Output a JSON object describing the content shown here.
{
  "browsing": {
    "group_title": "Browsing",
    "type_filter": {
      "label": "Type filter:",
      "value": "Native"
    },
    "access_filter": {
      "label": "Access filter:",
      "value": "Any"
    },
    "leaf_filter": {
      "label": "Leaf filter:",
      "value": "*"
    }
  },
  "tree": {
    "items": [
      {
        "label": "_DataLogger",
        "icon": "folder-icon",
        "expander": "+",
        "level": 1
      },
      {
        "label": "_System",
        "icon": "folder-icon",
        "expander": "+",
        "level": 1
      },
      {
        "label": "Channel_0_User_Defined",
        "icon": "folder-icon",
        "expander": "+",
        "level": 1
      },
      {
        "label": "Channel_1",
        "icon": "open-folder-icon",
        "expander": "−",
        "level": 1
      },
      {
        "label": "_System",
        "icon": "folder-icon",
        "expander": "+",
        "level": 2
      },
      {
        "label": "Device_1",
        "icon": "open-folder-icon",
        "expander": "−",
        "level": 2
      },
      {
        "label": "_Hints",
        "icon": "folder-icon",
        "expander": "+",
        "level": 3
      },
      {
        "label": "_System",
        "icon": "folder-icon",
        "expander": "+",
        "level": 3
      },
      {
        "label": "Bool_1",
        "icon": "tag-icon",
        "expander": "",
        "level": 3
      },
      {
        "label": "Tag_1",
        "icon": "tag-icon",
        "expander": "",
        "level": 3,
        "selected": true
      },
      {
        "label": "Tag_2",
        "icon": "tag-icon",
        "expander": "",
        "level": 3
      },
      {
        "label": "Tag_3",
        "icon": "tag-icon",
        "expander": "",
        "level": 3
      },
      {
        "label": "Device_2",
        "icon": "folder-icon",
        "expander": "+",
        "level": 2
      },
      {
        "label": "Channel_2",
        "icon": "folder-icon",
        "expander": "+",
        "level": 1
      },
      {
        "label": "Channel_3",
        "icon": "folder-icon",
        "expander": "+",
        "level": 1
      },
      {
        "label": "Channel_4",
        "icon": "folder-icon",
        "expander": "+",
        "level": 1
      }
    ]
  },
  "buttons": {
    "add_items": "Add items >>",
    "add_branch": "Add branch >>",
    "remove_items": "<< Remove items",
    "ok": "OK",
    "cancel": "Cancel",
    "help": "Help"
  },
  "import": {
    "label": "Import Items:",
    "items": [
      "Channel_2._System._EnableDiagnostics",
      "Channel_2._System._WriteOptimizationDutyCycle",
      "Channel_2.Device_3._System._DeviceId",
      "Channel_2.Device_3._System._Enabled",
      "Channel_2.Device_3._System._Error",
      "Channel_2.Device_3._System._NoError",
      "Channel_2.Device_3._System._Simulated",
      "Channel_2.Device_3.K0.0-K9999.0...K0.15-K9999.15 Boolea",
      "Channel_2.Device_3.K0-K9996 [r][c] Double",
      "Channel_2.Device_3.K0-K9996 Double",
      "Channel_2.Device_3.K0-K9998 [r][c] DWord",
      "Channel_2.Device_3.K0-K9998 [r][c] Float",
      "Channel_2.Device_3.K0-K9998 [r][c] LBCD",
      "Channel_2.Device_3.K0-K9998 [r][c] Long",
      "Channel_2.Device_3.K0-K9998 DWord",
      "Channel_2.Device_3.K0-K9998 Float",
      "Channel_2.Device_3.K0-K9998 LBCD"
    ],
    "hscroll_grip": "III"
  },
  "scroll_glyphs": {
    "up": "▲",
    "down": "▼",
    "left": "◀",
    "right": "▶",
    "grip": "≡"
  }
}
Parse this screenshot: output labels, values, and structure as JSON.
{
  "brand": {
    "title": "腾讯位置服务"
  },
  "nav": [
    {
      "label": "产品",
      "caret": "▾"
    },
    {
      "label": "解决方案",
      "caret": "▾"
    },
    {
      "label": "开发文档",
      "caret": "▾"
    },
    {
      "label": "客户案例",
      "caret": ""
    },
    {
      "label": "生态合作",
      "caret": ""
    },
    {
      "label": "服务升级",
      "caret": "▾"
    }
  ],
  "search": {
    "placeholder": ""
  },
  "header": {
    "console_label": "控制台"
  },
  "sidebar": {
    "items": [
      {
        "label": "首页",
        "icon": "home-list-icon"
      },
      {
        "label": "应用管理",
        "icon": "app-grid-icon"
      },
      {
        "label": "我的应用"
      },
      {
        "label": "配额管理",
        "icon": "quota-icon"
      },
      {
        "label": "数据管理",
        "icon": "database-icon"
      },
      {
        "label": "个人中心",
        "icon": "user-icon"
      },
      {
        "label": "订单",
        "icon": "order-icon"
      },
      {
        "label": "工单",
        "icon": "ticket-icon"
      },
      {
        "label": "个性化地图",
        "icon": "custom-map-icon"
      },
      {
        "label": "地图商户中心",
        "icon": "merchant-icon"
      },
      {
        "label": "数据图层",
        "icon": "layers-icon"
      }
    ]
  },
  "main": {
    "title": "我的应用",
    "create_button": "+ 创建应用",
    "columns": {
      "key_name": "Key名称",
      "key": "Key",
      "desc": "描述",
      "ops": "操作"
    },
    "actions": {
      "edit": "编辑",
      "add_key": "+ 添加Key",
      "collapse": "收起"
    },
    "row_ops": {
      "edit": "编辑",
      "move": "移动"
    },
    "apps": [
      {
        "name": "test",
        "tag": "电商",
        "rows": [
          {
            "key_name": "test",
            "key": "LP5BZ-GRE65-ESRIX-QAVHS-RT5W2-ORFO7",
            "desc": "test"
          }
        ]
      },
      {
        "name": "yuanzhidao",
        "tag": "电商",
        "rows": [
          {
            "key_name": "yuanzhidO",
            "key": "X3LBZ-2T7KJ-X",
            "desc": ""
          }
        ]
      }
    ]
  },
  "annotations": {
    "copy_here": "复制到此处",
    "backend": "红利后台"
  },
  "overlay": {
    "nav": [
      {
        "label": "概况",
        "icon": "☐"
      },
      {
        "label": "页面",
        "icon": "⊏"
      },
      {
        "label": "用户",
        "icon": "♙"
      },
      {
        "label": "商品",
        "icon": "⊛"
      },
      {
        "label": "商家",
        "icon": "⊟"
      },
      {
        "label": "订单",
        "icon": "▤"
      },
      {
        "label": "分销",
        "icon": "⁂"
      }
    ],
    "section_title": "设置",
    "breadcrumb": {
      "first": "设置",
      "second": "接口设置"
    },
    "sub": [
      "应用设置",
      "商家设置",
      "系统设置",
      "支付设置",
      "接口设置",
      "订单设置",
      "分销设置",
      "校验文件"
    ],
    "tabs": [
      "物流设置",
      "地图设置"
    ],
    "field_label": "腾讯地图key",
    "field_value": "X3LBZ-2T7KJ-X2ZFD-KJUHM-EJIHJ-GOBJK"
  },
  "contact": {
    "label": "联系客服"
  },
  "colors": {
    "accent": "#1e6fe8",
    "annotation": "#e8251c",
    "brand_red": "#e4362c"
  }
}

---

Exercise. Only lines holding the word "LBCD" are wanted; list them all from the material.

Result.
      "Channel_2.Device_3.K0-K9998 [r][c] LBCD",
      "Channel_2.Device_3.K0-K9998 LBCD"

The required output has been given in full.